--- TASK STATEMENT ---
Where in the records does the word "JSON" occur? Copy each line in which it does.

--------------------------------

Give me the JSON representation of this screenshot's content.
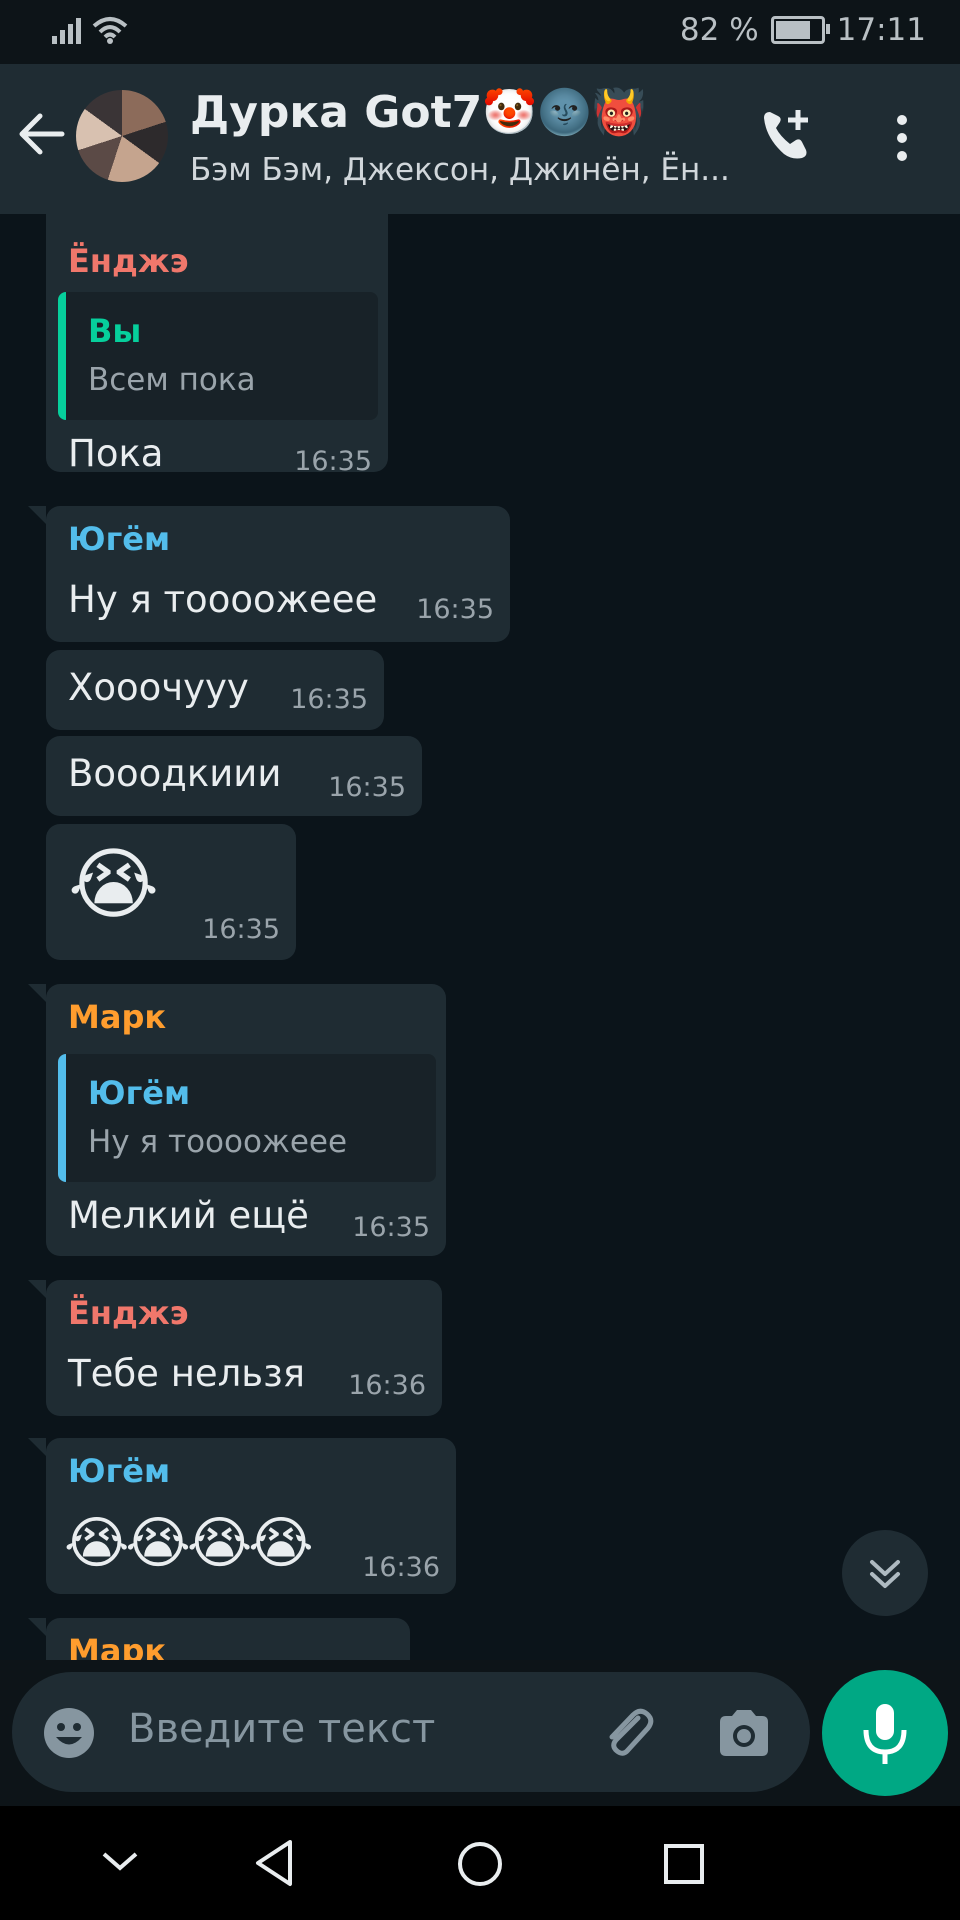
{
  "status_bar": {
    "battery": "82 %",
    "time": "17:11",
    "battery_level": 0.82
  },
  "header": {
    "title": "Дурка Got7",
    "title_emojis": "🤡🌚👹",
    "subtitle": "Бэм Бэм, Джексон, Джинён, Ён..."
  },
  "messages": [
    {
      "sender": "Ёнджэ",
      "quote_name": "Вы",
      "quote_text": "Всем пока",
      "text": "Пока",
      "time": "16:35"
    },
    {
      "sender": "Югём",
      "text": "Ну я тоооожеее",
      "time": "16:35"
    },
    {
      "text": "Хооочууу",
      "time": "16:35"
    },
    {
      "text": "Вооодкиии",
      "time": "16:35"
    },
    {
      "text": "😭",
      "time": "16:35"
    },
    {
      "sender": "Марк",
      "quote_name": "Югём",
      "quote_text": "Ну я тоооожеее",
      "text": "Мелкий ещё",
      "time": "16:35"
    },
    {
      "sender": "Ёнджэ",
      "text": "Тебе нельзя",
      "time": "16:36"
    },
    {
      "sender": "Югём",
      "text": "😭😭😭😭",
      "time": "16:36"
    },
    {
      "sender": "Марк"
    }
  ],
  "input": {
    "placeholder": "Введите текст"
  },
  "colors": {
    "youngjae": "#f0776b",
    "yugyeom": "#53bdeb",
    "mark": "#ff9d2e",
    "you": "#06cf9c",
    "mic": "#00a884"
  }
}
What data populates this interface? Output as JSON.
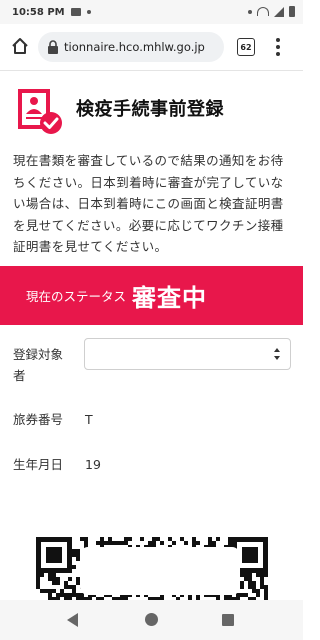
{
  "status_bar": {
    "time": "10:58 PM"
  },
  "browser": {
    "url": "tionnaire.hco.mhlw.go.jp",
    "tab_count": "62"
  },
  "page": {
    "title": "検疫手続事前登録",
    "notice": "現在書類を審査しているので結果の通知をお待ちください。日本到着時に審査が完了していない場合は、日本到着時にこの画面と検査証明書を見せてください。必要に応じてワクチン接種証明書を見せてください。"
  },
  "status": {
    "label": "現在のステータス",
    "value": "審査中",
    "color": "#e8174b"
  },
  "form": {
    "registrant_label": "登録対象者",
    "registrant_selected": "",
    "passport_label": "旅券番号",
    "passport_value": "T",
    "dob_label": "生年月日",
    "dob_value": "19"
  },
  "icons": {
    "home": "home-icon",
    "lock": "lock-icon",
    "menu": "more-vert-icon",
    "logo": "person-check-icon"
  }
}
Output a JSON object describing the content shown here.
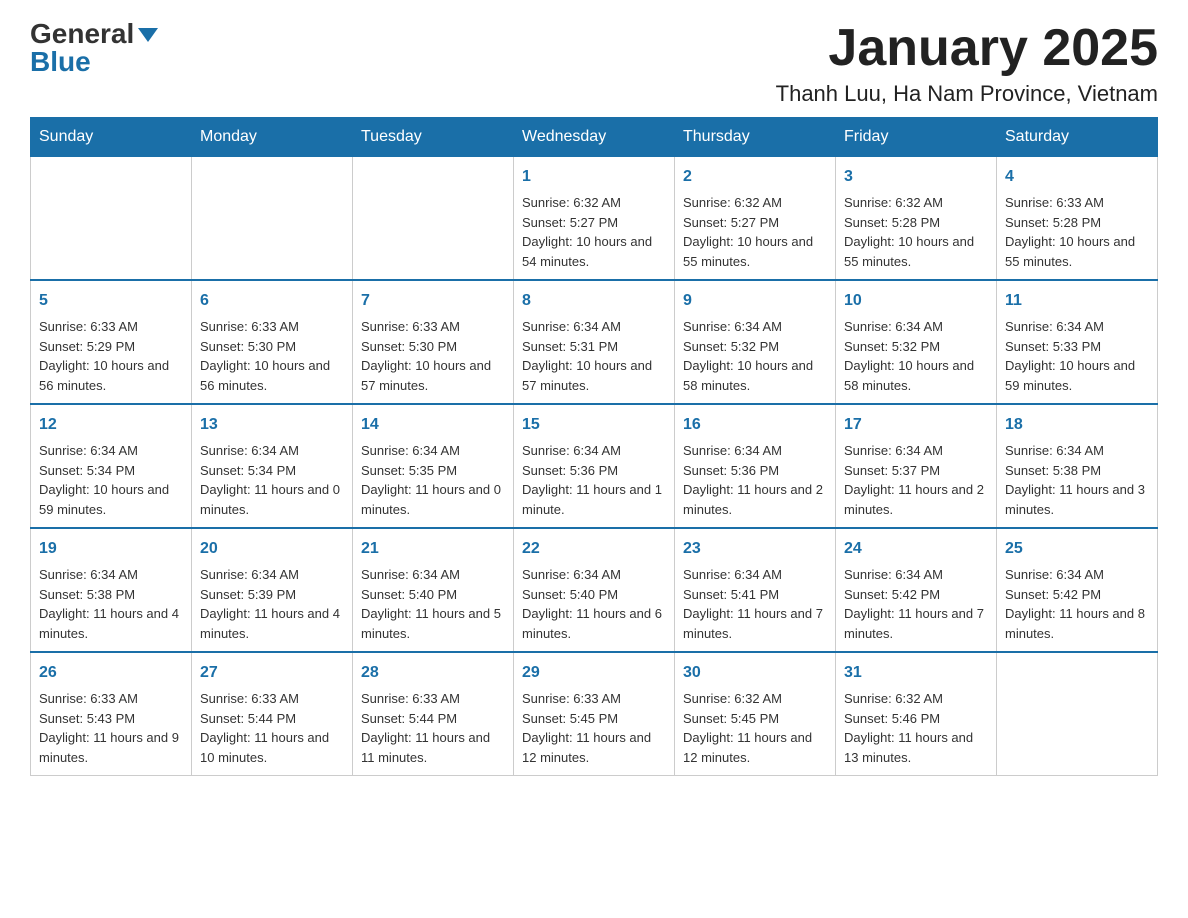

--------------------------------

--- EXPECTED OUTPUT ---
Give me the JSON representation of this screenshot's content.
What data populates this interface? Output as JSON.
Output a JSON object describing the content shown here.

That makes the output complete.